What lines of the data below hold the string "motores"? Copy each one out.
++++
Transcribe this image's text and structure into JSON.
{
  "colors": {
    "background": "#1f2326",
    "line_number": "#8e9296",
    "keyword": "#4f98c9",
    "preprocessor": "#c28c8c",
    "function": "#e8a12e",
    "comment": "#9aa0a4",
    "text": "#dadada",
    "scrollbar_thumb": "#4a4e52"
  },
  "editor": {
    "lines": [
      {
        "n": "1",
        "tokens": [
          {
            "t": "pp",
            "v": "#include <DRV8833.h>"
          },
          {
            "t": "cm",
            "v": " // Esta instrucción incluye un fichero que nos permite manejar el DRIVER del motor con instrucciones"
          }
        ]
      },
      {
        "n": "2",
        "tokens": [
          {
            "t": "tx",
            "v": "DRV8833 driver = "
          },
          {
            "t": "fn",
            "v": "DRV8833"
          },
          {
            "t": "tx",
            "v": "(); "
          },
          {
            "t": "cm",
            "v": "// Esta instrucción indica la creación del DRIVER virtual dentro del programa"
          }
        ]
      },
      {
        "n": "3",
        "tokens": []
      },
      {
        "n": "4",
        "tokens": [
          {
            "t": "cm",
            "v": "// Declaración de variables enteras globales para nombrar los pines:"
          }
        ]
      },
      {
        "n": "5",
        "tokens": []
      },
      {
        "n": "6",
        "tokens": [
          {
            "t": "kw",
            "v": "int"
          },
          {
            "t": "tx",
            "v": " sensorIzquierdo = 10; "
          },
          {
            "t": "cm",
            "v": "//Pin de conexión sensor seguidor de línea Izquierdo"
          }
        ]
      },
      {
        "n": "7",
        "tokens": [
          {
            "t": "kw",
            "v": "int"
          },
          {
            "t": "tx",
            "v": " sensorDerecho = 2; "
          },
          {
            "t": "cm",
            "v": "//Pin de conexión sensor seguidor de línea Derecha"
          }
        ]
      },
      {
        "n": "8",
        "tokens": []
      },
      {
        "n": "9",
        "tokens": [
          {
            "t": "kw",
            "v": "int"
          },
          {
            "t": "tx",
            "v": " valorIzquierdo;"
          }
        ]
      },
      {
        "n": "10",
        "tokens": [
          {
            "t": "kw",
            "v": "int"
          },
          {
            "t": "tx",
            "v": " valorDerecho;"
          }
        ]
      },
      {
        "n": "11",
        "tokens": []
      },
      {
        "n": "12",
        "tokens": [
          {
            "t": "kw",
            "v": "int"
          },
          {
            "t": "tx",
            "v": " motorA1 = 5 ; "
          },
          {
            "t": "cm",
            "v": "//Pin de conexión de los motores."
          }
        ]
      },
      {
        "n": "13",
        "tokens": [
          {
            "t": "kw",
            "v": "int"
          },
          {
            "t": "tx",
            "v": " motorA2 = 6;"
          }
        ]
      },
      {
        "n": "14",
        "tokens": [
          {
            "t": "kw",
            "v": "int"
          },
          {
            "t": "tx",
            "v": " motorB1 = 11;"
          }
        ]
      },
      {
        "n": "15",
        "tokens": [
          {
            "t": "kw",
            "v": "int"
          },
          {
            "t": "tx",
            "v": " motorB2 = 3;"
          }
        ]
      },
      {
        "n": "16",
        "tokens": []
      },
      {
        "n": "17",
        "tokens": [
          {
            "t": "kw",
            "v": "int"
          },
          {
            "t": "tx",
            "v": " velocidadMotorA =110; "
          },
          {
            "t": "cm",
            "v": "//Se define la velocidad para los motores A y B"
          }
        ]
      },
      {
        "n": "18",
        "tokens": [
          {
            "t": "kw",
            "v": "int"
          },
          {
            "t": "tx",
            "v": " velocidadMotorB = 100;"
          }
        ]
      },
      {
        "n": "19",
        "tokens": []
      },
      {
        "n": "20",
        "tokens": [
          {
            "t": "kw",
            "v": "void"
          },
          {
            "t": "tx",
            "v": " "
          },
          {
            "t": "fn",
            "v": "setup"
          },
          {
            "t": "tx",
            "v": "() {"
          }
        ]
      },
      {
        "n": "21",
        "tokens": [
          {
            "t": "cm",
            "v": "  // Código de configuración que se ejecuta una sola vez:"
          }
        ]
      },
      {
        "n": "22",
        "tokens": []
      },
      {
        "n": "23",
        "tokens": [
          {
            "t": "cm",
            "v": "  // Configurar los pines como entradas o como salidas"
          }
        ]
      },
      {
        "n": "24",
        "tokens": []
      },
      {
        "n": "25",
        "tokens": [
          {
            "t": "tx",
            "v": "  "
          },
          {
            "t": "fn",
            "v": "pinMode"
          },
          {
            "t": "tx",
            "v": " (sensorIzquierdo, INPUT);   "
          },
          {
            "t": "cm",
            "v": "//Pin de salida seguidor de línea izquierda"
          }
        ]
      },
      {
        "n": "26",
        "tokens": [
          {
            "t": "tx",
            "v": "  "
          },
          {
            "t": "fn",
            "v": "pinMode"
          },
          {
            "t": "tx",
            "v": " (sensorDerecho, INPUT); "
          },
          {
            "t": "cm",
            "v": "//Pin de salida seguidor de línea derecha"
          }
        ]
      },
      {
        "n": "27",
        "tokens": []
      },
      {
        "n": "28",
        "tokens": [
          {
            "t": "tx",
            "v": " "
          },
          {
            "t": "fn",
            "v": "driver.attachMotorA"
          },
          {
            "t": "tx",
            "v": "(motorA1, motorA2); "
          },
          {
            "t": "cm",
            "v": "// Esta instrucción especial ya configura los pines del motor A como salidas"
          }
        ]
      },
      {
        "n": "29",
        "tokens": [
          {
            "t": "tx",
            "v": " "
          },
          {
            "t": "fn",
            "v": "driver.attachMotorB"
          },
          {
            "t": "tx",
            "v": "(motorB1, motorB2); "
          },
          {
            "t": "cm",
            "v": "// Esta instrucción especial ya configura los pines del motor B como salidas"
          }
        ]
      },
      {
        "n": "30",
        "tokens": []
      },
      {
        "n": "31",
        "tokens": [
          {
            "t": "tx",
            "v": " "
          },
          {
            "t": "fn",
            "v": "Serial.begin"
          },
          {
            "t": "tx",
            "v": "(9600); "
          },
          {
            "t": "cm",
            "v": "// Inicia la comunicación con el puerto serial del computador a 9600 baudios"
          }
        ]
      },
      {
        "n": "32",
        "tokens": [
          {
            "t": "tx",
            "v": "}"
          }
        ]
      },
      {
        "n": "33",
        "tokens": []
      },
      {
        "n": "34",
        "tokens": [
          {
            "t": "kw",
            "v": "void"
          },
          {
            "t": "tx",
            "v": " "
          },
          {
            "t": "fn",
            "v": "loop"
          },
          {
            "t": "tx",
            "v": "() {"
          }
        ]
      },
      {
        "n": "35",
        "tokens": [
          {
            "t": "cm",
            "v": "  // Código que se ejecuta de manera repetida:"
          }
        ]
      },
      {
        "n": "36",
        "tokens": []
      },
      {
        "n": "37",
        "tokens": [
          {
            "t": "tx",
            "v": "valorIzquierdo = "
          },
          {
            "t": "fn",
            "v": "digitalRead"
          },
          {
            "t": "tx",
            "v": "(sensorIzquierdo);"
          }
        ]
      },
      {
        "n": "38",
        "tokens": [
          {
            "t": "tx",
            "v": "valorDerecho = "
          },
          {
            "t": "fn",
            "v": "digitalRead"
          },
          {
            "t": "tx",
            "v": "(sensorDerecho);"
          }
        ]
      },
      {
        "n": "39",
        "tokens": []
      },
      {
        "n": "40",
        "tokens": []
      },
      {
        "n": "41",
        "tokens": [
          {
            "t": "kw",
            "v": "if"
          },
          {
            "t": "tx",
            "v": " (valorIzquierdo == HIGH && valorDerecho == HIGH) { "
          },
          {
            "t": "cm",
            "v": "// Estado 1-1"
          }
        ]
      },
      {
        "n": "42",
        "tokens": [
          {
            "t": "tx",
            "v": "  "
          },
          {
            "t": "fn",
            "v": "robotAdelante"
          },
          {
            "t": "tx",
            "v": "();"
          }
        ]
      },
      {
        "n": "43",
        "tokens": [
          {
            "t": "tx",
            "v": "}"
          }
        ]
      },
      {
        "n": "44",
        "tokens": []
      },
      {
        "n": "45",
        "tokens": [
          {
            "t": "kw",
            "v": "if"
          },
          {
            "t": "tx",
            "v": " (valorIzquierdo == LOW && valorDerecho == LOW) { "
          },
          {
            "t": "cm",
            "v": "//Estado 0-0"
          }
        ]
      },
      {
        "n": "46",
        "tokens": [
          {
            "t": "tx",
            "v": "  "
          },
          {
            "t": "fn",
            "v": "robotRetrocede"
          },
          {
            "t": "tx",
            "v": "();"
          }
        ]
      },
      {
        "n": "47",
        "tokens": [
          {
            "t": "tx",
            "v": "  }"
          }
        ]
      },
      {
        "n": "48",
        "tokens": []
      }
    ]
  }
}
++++
[RESPONSE TO THIS TASK]:
            "v": "//Pin de conexión de los motores."
            "v": "//Se define la velocidad para los motores A y B"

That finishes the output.